I am a fan of the evolving TT Games’ Lego series, from the Star Wars titles to the Batman ones. I have gone through nearly all of them not only because they are fun, but also because they are very playable with my sons and that is rare in modern videogames. None of the franchise entries have grabbed me and kept me up late nights like Lego: The Lord of The Rings has. Perhaps it is my fascination with the movies as the source material (I own DVD and Blu-ray copies of all the iterations) or the refined gameplay present, but I can easily say this is my favorite Lego title from TT Games, unseating Lego Batman in my mind.
The gameplay premise of Lego: The Lord of The Rings is the same general model as the previous forays from TT games. You travel through various scenarios, battling enemies, solving puzzles, collecting studs, and finding secrets. The magic in this game version is the fact that a cohesive story is told mirroring the three movies in the trilogy and using actual dialogue from the films. This is only the second TT Games Lego title to use audio (Lego Batman 2 got voice actors for the story segments) but this one is made wondrous by hearing the actual actors from the films as the Lego action unfolds on screen to varied serious and comic results.

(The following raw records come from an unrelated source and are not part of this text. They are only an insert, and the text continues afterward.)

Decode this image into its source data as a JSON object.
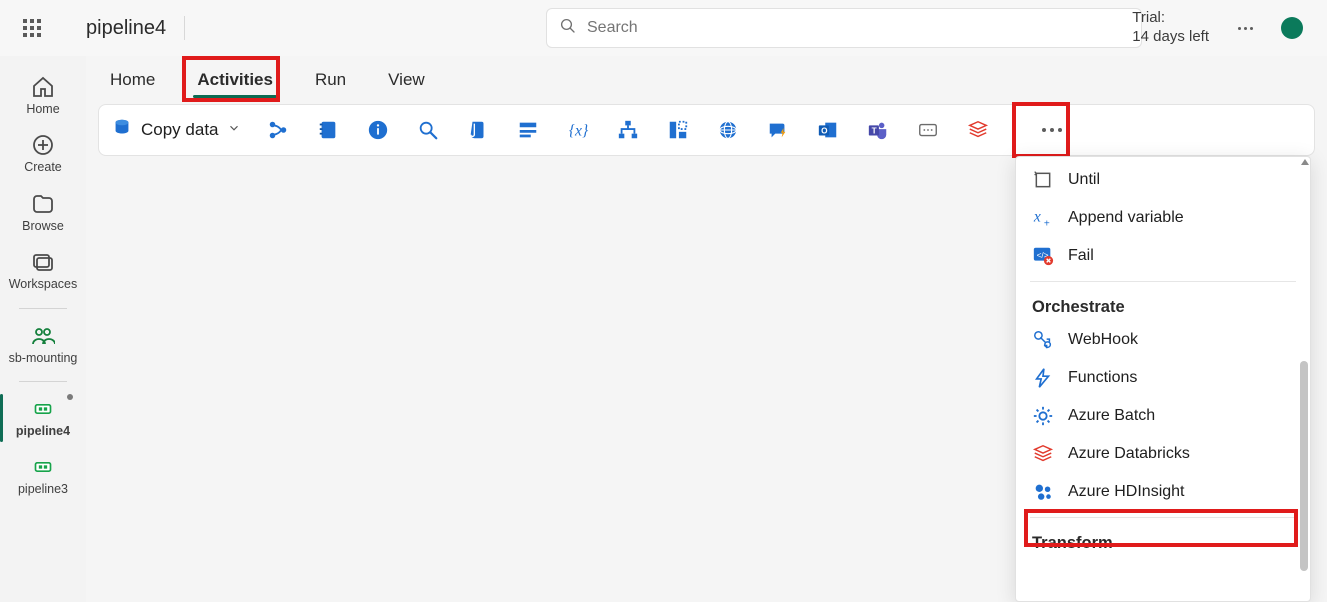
{
  "header": {
    "title": "pipeline4",
    "search_placeholder": "Search",
    "trial_line1": "Trial:",
    "trial_line2": "14 days left"
  },
  "rail": {
    "home": "Home",
    "create": "Create",
    "browse": "Browse",
    "workspaces": "Workspaces",
    "ws1": "sb-mounting",
    "pipeline_active": "pipeline4",
    "pipeline_other": "pipeline3"
  },
  "tabs": {
    "home": "Home",
    "activities": "Activities",
    "run": "Run",
    "view": "View"
  },
  "toolbar": {
    "copy_data": "Copy data"
  },
  "menu": {
    "until": "Until",
    "append_variable": "Append variable",
    "fail": "Fail",
    "group_orchestrate": "Orchestrate",
    "webhook": "WebHook",
    "functions": "Functions",
    "azure_batch": "Azure Batch",
    "azure_databricks": "Azure Databricks",
    "azure_hdinsight": "Azure HDInsight",
    "group_transform": "Transform"
  }
}
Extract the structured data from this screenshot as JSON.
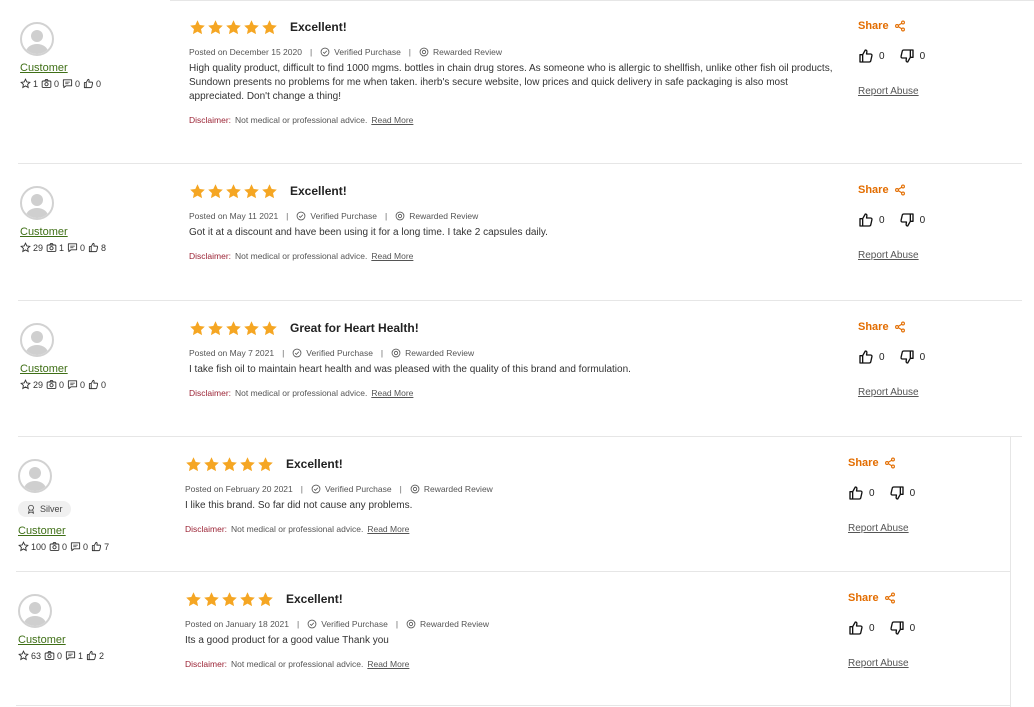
{
  "common": {
    "posted_prefix": "Posted on",
    "verified": "Verified Purchase",
    "rewarded": "Rewarded Review",
    "disclaimer_label": "Disclaimer:",
    "disclaimer_text": "Not medical or professional advice.",
    "read_more": "Read More",
    "share": "Share",
    "report_abuse": "Report Abuse",
    "star_color": "#f5a623",
    "share_color": "#e36d00",
    "username_color": "#3f6f16",
    "disclaimer_color": "#9b2335"
  },
  "reviews": [
    {
      "user": {
        "name": "Customer",
        "badge": "",
        "stars": "1",
        "photos": "0",
        "reviews": "0",
        "likes": "0"
      },
      "rating": 5,
      "title": "Excellent!",
      "date": "December 15 2020",
      "text": "High quality product, difficult to find 1000 mgms. bottles in chain drug stores. As someone who is allergic to shellfish, unlike other fish oil products, Sundown presents no problems for me when taken. iherb's secure website, low prices and quick delivery in safe packaging is also most appreciated. Don't change a thing!",
      "helpful": "0",
      "not_helpful": "0"
    },
    {
      "user": {
        "name": "Customer",
        "badge": "",
        "stars": "29",
        "photos": "1",
        "reviews": "0",
        "likes": "8"
      },
      "rating": 5,
      "title": "Excellent!",
      "date": "May 11 2021",
      "text": "Got it at a discount and have been using it for a long time. I take 2 capsules daily.",
      "helpful": "0",
      "not_helpful": "0"
    },
    {
      "user": {
        "name": "Customer",
        "badge": "",
        "stars": "29",
        "photos": "0",
        "reviews": "0",
        "likes": "0"
      },
      "rating": 5,
      "title": "Great for Heart Health!",
      "date": "May 7 2021",
      "text": "I take fish oil to maintain heart health and was pleased with the quality of this brand and formulation.",
      "helpful": "0",
      "not_helpful": "0"
    },
    {
      "user": {
        "name": "Customer",
        "badge": "Silver",
        "stars": "100",
        "photos": "0",
        "reviews": "0",
        "likes": "7"
      },
      "rating": 5,
      "title": "Excellent!",
      "date": "February 20 2021",
      "text": "I like this brand. So far did not cause any problems.",
      "helpful": "0",
      "not_helpful": "0"
    },
    {
      "user": {
        "name": "Customer",
        "badge": "",
        "stars": "63",
        "photos": "0",
        "reviews": "1",
        "likes": "2"
      },
      "rating": 5,
      "title": "Excellent!",
      "date": "January 18 2021",
      "text": "Its a good product for a good value Thank you",
      "helpful": "0",
      "not_helpful": "0"
    }
  ]
}
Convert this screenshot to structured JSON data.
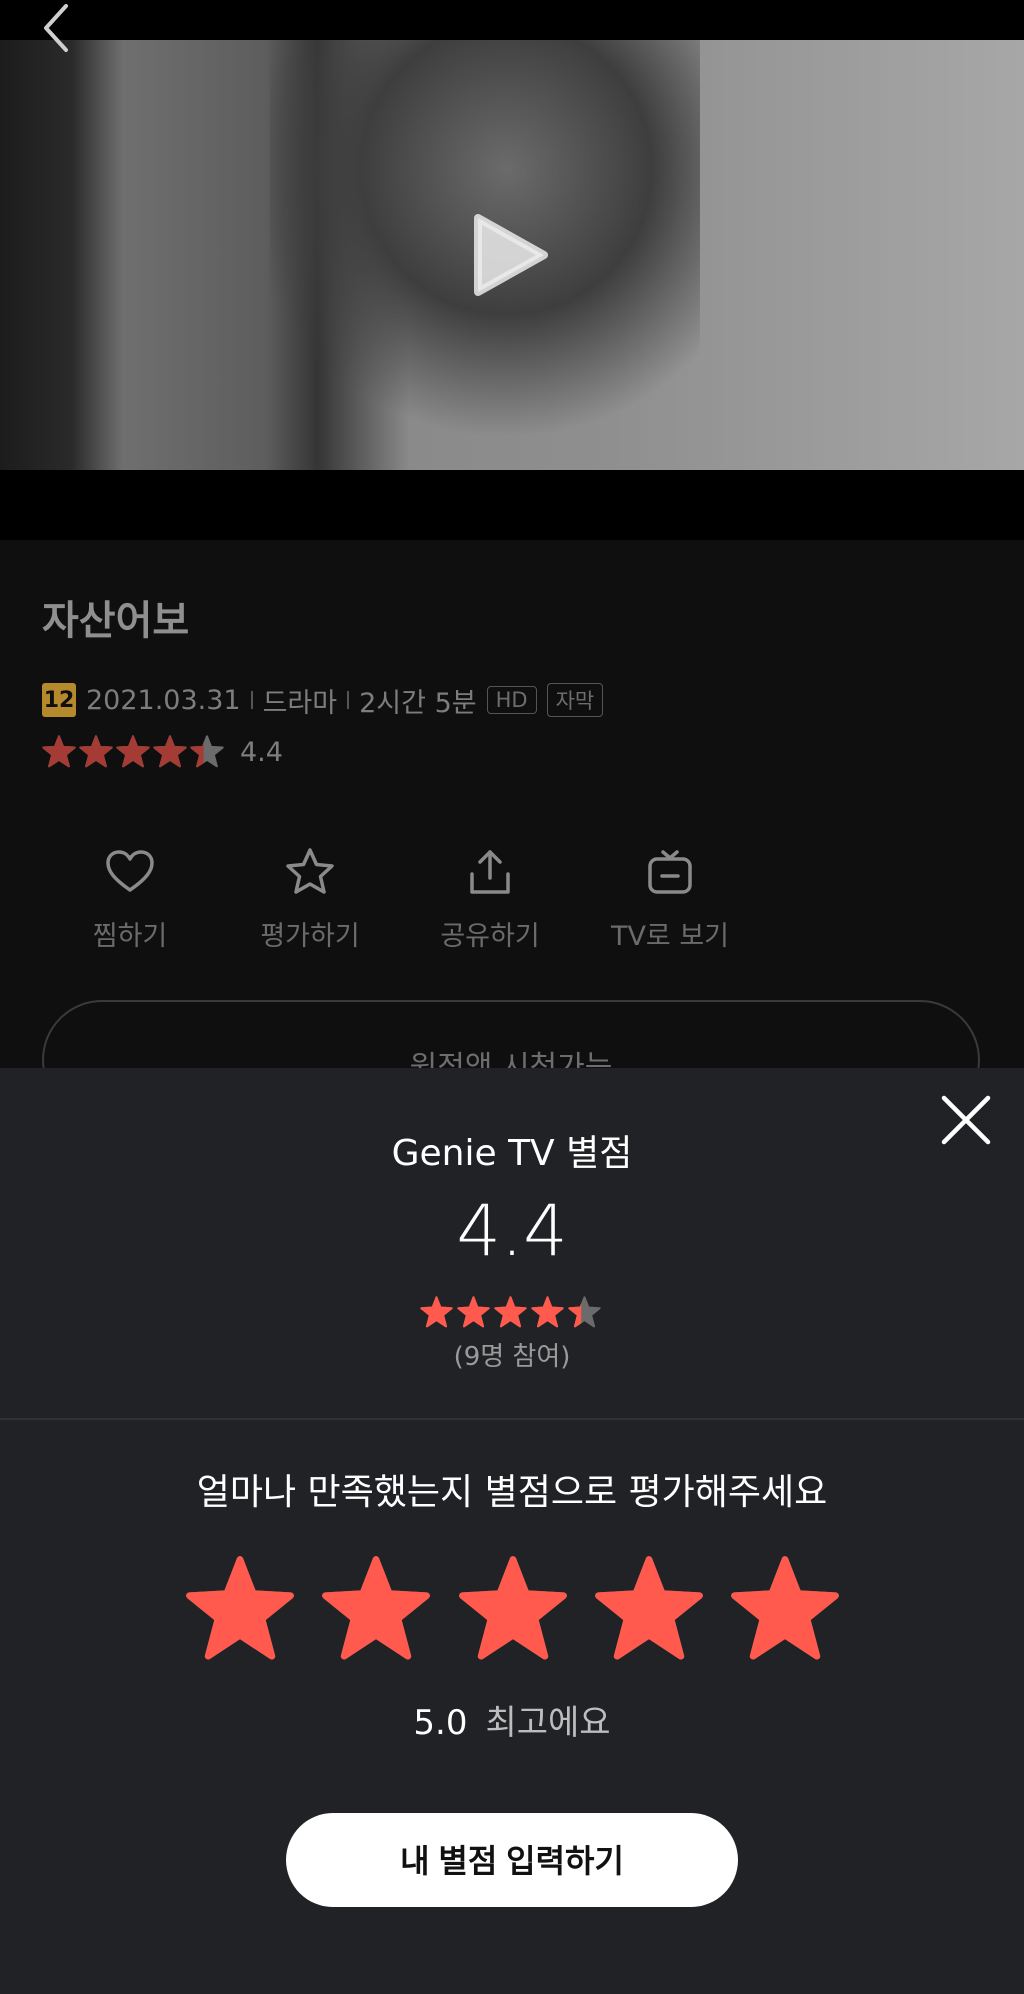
{
  "movie": {
    "title": "자산어보",
    "age_rating": "12",
    "release_date": "2021.03.31",
    "genre": "드라마",
    "runtime": "2시간 5분",
    "tags": [
      "HD",
      "자막"
    ],
    "rating": "4.4",
    "rating_value": 4.4
  },
  "actions": [
    {
      "label": "찜하기",
      "icon": "heart-icon"
    },
    {
      "label": "평가하기",
      "icon": "star-outline-icon"
    },
    {
      "label": "공유하기",
      "icon": "share-icon"
    },
    {
      "label": "TV로 보기",
      "icon": "tv-icon"
    }
  ],
  "purchase_button": {
    "label": "원정액 시청가능"
  },
  "sheet": {
    "title": "Genie TV 별점",
    "average": "4.4",
    "average_value": 4.4,
    "participants": "(9명 참여)",
    "prompt": "얼마나 만족했는지 별점으로 평가해주세요",
    "selected_score": "5.0",
    "selected_value": 5,
    "score_desc": "최고에요",
    "submit_label": "내 별점 입력하기"
  },
  "colors": {
    "star_active": "#ff5a4d",
    "star_inactive": "#6b6b6b",
    "rating_star_dim": "#a43c35",
    "sheet_bg": "#202226",
    "page_bg": "#0f0f10"
  }
}
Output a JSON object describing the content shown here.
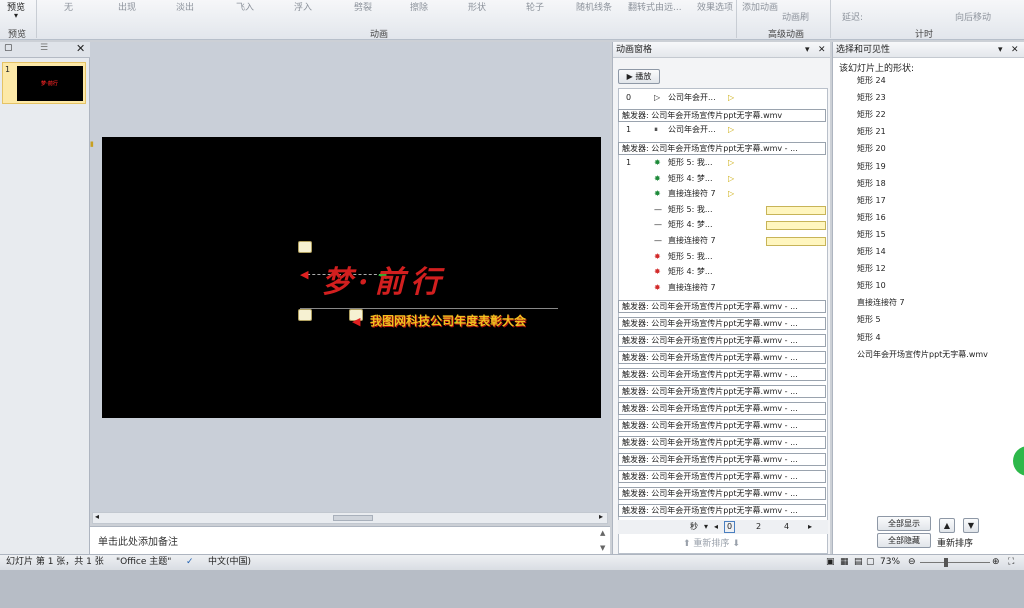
{
  "ribbon": {
    "preview_label": "预览",
    "preview_group": "预览",
    "effects": [
      "无",
      "出现",
      "淡出",
      "飞入",
      "浮入",
      "劈裂",
      "擦除",
      "形状",
      "轮子",
      "随机线条",
      "翻转式由远..."
    ],
    "effect_options": "效果选项",
    "animation_group": "动画",
    "add_animation": "添加动画",
    "animation_painter": "动画刷",
    "advanced_group": "高级动画",
    "delay_label": "延迟:",
    "move_later": "向后移动",
    "timing_group": "计时"
  },
  "slides_pane": {
    "slide_number": "1"
  },
  "slide": {
    "title_main": "梦·前行",
    "subtitle": "我图网科技公司年度表彰大会"
  },
  "notes": {
    "placeholder": "单击此处添加备注"
  },
  "animation_pane": {
    "title": "动画窗格",
    "play_label": "播放",
    "first_item": {
      "number": "0",
      "name": "公司年会开..."
    },
    "triggers_top": [
      {
        "label": "触发器: 公司年会开场宣传片ppt无字幕.wmv",
        "number": "1",
        "name": "公司年会开..."
      },
      {
        "label": "触发器: 公司年会开场宣传片ppt无字幕.wmv - ..."
      }
    ],
    "group_number": "1",
    "effects": [
      {
        "name": "矩形 5: 我...",
        "kind": "entrance"
      },
      {
        "name": "矩形 4: 梦...",
        "kind": "entrance"
      },
      {
        "name": "直接连接符 7",
        "kind": "entrance"
      },
      {
        "name": "矩形 5: 我...",
        "kind": "path"
      },
      {
        "name": "矩形 4: 梦...",
        "kind": "path"
      },
      {
        "name": "直接连接符 7",
        "kind": "path"
      },
      {
        "name": "矩形 5: 我...",
        "kind": "exit"
      },
      {
        "name": "矩形 4: 梦...",
        "kind": "exit"
      },
      {
        "name": "直接连接符 7",
        "kind": "exit"
      }
    ],
    "trigger_list_label": "触发器: 公司年会开场宣传片ppt无字幕.wmv - ...",
    "trigger_list_count": 13,
    "seconds_label": "秒",
    "ticks": [
      "0",
      "2",
      "4"
    ],
    "reorder_label": "重新排序"
  },
  "selection_pane": {
    "title": "选择和可见性",
    "subtitle": "该幻灯片上的形状:",
    "shapes": [
      {
        "name": "矩形 24",
        "visible": false
      },
      {
        "name": "矩形 23",
        "visible": false
      },
      {
        "name": "矩形 22",
        "visible": false
      },
      {
        "name": "矩形 21",
        "visible": false
      },
      {
        "name": "矩形 20",
        "visible": false
      },
      {
        "name": "矩形 19",
        "visible": false
      },
      {
        "name": "矩形 18",
        "visible": false
      },
      {
        "name": "矩形 17",
        "visible": false
      },
      {
        "name": "矩形 16",
        "visible": false
      },
      {
        "name": "矩形 15",
        "visible": false
      },
      {
        "name": "矩形 14",
        "visible": false
      },
      {
        "name": "矩形 12",
        "visible": false
      },
      {
        "name": "矩形 10",
        "visible": false
      },
      {
        "name": "直接连接符 7",
        "visible": true
      },
      {
        "name": "矩形 5",
        "visible": true
      },
      {
        "name": "矩形 4",
        "visible": true
      },
      {
        "name": "公司年会开场宣传片ppt无字幕.wmv",
        "visible": true
      }
    ],
    "show_all": "全部显示",
    "hide_all": "全部隐藏",
    "reorder": "重新排序"
  },
  "status": {
    "slide_info": "幻灯片 第 1 张，共 1 张",
    "theme": "\"Office 主题\"",
    "language": "中文(中国)",
    "zoom": "73%"
  },
  "colors": {
    "accent_red": "#d21f1f",
    "gold": "#f0c020",
    "slide_bg": "#000000"
  }
}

Many scenes are shown verbatim from the films, the sequence of Gandalf on the bridge screaming ‘You Shall not Pass’ to the Balrog gives me goosebumps. TT Games cleverly switched dialogue around so they could manipulate the imagery to push the 9+ hours of film moments into about an hour of cutscenes. They did this so expertly that for the first time in my long history of playing Lego games I was actually looking forward to the next story segment. The use of voice is the best addition to the series in a long time and I am hoping it is here to stay, I don’t think I can go back to the mumbles from previous games again.
Gameplay-wise there is an extremely satisfying series of missions throughout Middle Earth. Unlike the Star Wars or Indiana Jones games there is no main mission hub, instead there is an always accessible map of Middle Earth and you can go to each discovered location or mission anytime with quick travel or actually walk overland to your destination.
The key to this game, much like the others, is that initially you will only find a few of the hidden items as characters and blueprints. Items are only fully accessible once you re-play missions in freeplay mode with the right characters unlocked. In the past this has annoyed me, but because of the ease of moving to sites and generally fun missions, I quite enjoyed going back to try to find everything.
Another new twist In Lego: The Lord of The Rings is that there are quests you can get from random NPCs. These range from building an item at the Blacksmith or finding a lost item in a story mission. The quest givers get clearly identified once you find a statue in each area and this makes it easy to trigger all the quests, which are generally how you get red bricks for the extras in the game.
The gameplay is a little more flexible this time around as there are items you can make that substitute for the unique skills of the characters. Need to hit targets and Legolas isn’t in your party? Equip the bow in overland or freeplay mode and fire away. Need to climb walls without Gollum? Equip the climbing shoes and get up that wall. It is a great system and makes it easy to use one character to solve all the puzzles. The only issue I found is that certain blueprints are hard to come by and some items are not seen for some time which makes switching characters nearly a necessity.
There are other annoyances such as the somewhat flaky platforming, no ability to freeplay in Middle-Earth until you complete the game, and some really tough to find chests. Other than that I can easily say this is by far my favorite Lego title yet. It hits the right notes of gameplay, story (especially with the movie voices), and fun factor all of which make this a title fans of The Lord of The Rings and Lego games must own.
Lego: The Lord of The Rings is rated E (Everyone) by the ESRB for Cartoon Violence, Comic Mischief. This game can also be found on: Nintendo DS, Nintendo 3DS, PC, Vita, Wii, and Xbox 360.